** Task input follows **

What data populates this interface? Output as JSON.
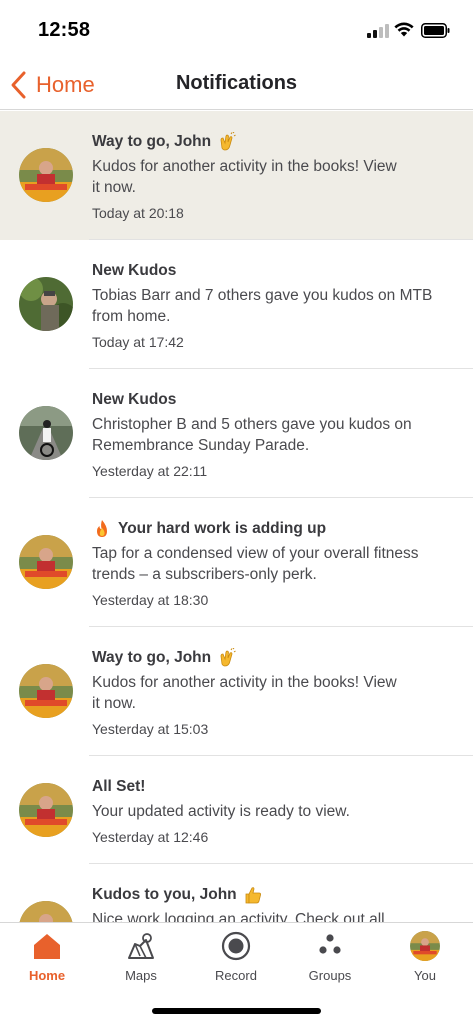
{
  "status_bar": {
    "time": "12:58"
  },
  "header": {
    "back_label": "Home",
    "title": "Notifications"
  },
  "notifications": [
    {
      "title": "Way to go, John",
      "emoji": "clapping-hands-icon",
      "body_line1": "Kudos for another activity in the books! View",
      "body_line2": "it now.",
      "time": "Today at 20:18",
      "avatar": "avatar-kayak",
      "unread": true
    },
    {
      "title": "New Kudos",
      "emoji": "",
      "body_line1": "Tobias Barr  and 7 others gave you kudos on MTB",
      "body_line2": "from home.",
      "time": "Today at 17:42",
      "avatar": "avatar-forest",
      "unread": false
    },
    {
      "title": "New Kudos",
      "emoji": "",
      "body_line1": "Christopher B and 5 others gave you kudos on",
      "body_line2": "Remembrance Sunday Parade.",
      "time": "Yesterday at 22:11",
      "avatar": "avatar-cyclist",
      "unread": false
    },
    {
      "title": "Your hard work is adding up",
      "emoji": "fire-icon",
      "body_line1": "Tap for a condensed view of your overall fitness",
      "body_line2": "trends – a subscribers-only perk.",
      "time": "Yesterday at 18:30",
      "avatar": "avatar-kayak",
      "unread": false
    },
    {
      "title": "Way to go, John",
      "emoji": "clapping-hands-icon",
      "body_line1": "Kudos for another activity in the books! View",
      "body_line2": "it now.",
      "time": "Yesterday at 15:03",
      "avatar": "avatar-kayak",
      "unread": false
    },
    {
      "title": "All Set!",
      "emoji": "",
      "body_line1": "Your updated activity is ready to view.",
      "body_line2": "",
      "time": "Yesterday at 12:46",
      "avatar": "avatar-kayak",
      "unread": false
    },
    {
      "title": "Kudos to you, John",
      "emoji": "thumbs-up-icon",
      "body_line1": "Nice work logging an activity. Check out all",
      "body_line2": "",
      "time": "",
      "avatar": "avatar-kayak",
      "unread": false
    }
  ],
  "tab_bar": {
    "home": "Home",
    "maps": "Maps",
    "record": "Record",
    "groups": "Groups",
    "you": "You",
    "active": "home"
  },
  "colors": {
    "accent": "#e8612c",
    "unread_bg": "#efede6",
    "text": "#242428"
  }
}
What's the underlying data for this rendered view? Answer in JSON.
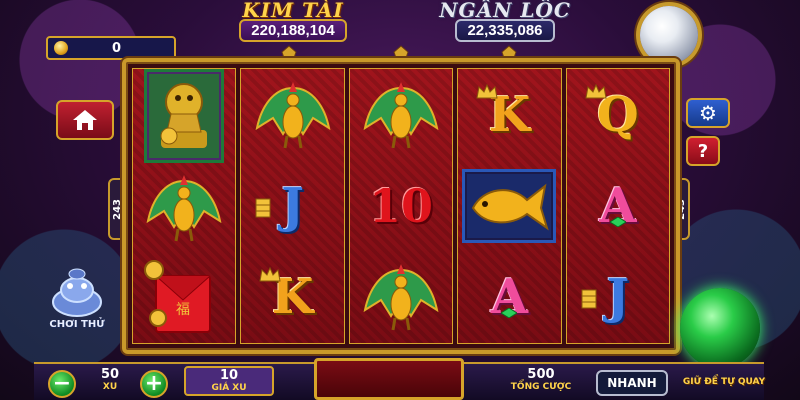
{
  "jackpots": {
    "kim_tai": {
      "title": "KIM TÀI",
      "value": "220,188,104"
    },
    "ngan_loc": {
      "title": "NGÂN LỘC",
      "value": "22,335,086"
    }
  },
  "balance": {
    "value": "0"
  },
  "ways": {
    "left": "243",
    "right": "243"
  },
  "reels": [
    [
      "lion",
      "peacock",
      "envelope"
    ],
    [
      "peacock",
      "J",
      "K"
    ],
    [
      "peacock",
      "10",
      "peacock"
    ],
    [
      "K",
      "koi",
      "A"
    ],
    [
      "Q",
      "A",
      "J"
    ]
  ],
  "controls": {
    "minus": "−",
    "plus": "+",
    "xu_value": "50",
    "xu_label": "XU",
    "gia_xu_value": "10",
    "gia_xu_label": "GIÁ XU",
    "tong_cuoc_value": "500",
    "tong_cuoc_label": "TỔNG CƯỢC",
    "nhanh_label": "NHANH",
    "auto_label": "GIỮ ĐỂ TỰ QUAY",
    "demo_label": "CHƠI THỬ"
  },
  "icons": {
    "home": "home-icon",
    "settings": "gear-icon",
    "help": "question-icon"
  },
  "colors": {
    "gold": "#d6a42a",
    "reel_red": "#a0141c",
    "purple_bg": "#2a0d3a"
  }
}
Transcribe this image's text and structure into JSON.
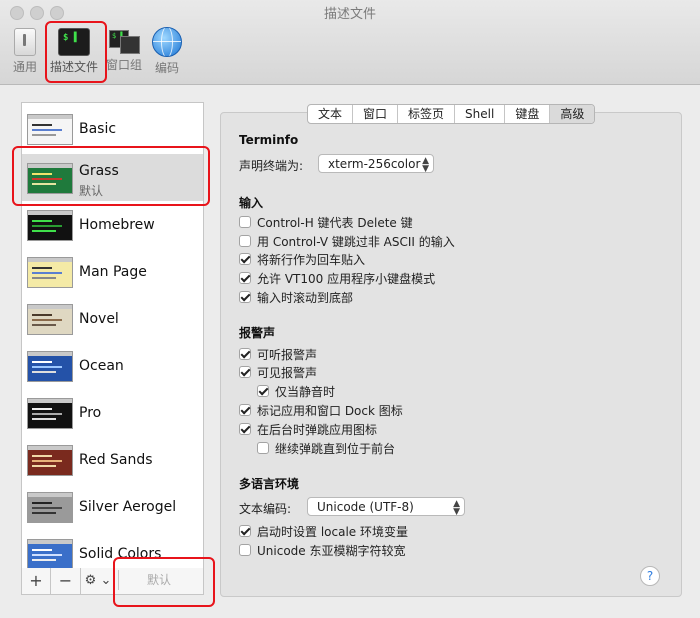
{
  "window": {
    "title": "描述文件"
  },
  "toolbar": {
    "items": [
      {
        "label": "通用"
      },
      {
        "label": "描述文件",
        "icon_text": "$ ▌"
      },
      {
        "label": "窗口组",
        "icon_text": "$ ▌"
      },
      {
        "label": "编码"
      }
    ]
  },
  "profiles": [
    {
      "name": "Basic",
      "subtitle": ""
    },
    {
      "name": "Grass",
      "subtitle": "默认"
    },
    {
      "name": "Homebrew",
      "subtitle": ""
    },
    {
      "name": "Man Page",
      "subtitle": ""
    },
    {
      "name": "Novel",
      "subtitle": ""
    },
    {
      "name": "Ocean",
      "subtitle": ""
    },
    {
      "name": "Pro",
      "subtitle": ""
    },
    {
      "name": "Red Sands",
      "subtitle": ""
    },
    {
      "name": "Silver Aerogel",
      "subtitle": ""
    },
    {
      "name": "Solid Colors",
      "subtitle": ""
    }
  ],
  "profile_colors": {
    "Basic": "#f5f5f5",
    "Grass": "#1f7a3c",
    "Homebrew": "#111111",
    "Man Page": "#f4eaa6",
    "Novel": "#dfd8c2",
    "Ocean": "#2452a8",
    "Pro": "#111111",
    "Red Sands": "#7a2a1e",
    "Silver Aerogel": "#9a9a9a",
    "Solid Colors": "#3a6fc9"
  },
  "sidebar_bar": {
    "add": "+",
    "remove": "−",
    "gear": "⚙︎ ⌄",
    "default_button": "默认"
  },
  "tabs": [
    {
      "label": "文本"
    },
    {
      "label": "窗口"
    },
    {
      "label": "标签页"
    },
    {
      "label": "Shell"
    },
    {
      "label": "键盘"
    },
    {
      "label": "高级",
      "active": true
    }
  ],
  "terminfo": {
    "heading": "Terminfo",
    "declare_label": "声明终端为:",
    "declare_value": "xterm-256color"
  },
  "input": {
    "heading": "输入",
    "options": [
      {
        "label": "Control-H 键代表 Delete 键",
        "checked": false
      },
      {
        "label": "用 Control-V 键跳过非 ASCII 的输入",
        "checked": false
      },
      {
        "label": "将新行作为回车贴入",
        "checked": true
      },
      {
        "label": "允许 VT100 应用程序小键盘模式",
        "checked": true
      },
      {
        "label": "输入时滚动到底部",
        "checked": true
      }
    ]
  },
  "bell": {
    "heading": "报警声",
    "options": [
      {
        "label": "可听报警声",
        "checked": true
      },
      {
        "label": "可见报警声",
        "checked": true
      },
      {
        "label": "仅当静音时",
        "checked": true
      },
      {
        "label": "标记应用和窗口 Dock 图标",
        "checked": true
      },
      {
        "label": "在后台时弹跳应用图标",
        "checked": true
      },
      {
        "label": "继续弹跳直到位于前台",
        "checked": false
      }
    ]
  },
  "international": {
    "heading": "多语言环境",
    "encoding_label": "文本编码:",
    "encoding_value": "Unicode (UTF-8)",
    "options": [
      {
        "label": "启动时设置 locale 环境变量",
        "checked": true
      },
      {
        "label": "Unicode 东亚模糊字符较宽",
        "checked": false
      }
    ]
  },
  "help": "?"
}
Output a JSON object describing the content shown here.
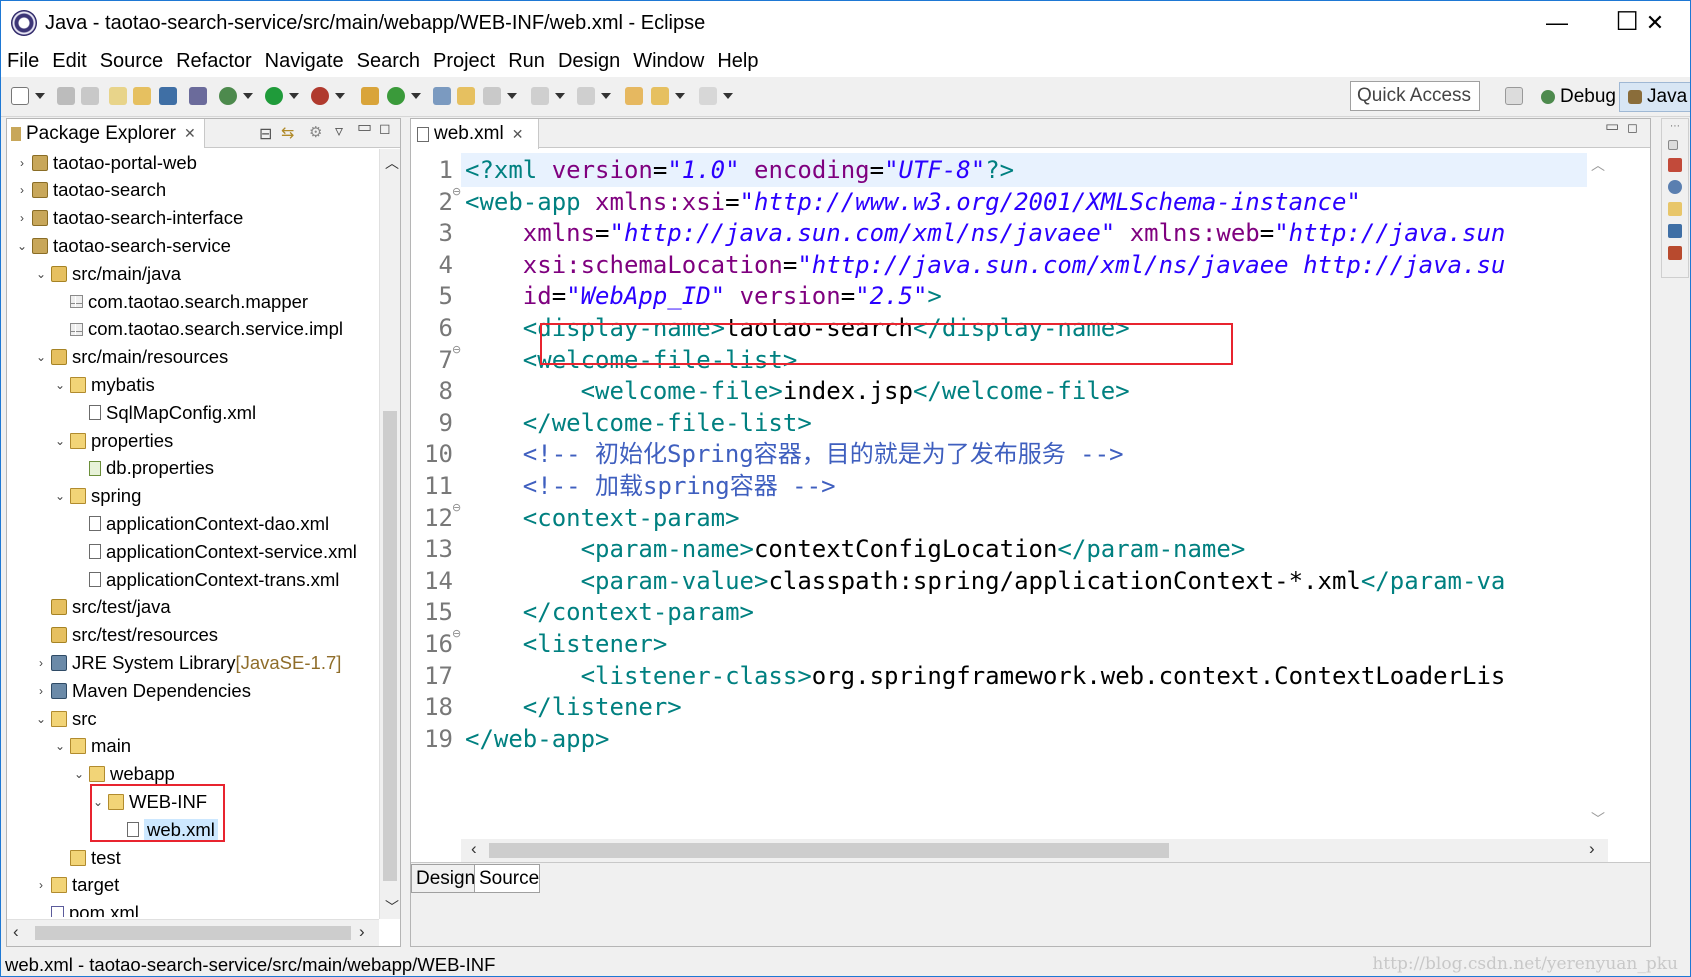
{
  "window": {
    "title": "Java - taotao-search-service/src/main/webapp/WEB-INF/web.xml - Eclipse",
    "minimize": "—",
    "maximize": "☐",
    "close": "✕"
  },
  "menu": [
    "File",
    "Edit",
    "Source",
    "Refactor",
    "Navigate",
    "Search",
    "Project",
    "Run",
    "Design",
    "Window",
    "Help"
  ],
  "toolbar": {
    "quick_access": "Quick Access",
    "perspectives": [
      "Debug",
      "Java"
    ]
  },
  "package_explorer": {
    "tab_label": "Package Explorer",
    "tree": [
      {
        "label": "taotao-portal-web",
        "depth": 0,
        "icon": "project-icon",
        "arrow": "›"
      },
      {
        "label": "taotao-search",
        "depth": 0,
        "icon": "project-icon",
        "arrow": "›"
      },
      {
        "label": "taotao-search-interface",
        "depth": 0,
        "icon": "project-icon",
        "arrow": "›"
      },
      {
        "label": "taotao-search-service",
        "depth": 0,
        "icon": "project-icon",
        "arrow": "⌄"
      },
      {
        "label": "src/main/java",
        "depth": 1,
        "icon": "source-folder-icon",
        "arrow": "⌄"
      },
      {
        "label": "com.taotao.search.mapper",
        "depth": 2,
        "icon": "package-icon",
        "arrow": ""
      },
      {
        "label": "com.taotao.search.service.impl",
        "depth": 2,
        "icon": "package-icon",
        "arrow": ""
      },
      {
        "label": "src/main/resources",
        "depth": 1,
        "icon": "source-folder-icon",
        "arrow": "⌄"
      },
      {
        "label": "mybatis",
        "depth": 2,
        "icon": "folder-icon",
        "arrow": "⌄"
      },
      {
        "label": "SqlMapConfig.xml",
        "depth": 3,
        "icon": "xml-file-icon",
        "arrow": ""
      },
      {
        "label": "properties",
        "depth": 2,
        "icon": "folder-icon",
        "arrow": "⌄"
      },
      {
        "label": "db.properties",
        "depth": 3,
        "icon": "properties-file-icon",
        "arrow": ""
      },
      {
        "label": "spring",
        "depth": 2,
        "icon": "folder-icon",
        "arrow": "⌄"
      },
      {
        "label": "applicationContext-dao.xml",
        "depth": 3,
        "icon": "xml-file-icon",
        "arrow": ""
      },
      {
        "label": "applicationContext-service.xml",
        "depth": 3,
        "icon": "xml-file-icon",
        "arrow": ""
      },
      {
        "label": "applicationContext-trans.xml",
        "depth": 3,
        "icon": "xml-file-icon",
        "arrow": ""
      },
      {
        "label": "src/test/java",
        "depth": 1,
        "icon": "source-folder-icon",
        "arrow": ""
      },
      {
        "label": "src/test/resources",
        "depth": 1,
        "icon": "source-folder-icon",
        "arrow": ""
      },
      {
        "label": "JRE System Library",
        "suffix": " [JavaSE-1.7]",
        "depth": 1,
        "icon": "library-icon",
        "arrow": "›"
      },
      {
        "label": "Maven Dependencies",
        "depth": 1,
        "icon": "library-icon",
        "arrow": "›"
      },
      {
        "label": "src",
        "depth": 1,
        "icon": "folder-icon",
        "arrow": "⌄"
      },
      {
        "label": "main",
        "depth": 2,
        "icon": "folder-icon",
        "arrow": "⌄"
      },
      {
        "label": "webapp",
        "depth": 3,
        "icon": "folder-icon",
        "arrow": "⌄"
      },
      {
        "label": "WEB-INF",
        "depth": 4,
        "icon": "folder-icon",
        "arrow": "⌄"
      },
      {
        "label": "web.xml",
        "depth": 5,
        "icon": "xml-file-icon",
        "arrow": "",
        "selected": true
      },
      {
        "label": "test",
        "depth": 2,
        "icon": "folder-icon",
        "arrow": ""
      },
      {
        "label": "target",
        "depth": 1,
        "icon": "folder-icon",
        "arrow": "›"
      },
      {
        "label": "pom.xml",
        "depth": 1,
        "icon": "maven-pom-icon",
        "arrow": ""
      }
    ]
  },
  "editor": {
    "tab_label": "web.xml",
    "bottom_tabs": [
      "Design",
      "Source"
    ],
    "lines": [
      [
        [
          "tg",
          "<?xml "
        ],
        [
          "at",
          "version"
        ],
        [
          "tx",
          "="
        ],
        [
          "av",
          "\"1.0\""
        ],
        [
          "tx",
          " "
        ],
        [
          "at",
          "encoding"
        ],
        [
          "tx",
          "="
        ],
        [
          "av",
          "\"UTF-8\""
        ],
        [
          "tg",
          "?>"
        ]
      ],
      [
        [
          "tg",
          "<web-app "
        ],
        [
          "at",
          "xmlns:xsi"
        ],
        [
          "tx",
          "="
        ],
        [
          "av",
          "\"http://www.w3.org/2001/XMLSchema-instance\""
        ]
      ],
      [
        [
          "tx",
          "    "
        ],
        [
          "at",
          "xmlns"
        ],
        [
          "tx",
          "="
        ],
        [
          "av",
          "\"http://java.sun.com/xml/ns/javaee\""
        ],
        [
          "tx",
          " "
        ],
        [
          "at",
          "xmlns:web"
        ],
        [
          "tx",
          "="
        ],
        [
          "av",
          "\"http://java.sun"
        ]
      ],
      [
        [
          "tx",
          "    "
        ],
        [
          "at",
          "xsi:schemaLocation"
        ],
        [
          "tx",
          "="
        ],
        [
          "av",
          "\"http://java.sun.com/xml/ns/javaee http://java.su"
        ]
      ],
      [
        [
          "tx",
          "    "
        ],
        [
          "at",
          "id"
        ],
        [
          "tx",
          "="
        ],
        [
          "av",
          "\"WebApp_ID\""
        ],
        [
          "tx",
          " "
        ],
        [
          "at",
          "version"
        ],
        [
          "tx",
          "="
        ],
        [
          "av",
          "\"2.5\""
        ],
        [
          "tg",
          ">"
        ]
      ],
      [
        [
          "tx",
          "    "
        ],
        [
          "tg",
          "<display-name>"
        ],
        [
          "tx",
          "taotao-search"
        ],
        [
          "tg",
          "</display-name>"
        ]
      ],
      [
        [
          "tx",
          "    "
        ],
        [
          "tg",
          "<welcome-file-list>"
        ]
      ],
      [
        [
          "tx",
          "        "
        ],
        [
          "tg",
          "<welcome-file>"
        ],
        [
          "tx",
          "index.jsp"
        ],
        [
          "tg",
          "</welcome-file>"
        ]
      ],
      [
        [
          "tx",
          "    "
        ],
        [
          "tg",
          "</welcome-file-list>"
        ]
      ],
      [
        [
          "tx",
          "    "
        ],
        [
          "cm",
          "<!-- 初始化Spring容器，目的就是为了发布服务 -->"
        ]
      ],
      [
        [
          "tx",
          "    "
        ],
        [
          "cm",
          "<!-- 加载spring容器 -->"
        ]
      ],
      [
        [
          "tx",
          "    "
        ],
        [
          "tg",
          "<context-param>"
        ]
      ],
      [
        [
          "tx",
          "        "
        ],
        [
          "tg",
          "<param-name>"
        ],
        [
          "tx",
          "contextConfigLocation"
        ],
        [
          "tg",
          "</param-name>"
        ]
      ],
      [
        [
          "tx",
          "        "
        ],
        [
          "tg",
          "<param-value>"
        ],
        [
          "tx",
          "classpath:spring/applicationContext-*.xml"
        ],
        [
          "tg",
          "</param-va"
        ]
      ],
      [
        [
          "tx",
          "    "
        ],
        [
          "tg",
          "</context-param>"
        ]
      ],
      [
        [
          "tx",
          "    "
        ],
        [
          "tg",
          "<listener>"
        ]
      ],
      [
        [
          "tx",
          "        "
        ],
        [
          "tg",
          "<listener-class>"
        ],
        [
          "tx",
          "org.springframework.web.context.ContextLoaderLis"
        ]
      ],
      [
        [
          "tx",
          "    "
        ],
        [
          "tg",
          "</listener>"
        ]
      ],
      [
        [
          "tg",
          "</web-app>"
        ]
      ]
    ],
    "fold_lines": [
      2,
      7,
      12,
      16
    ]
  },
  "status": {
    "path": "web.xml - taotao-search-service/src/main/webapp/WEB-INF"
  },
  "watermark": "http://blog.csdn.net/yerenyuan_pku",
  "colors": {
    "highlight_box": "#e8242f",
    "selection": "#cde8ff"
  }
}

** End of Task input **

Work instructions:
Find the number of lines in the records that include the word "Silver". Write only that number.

The answer:
2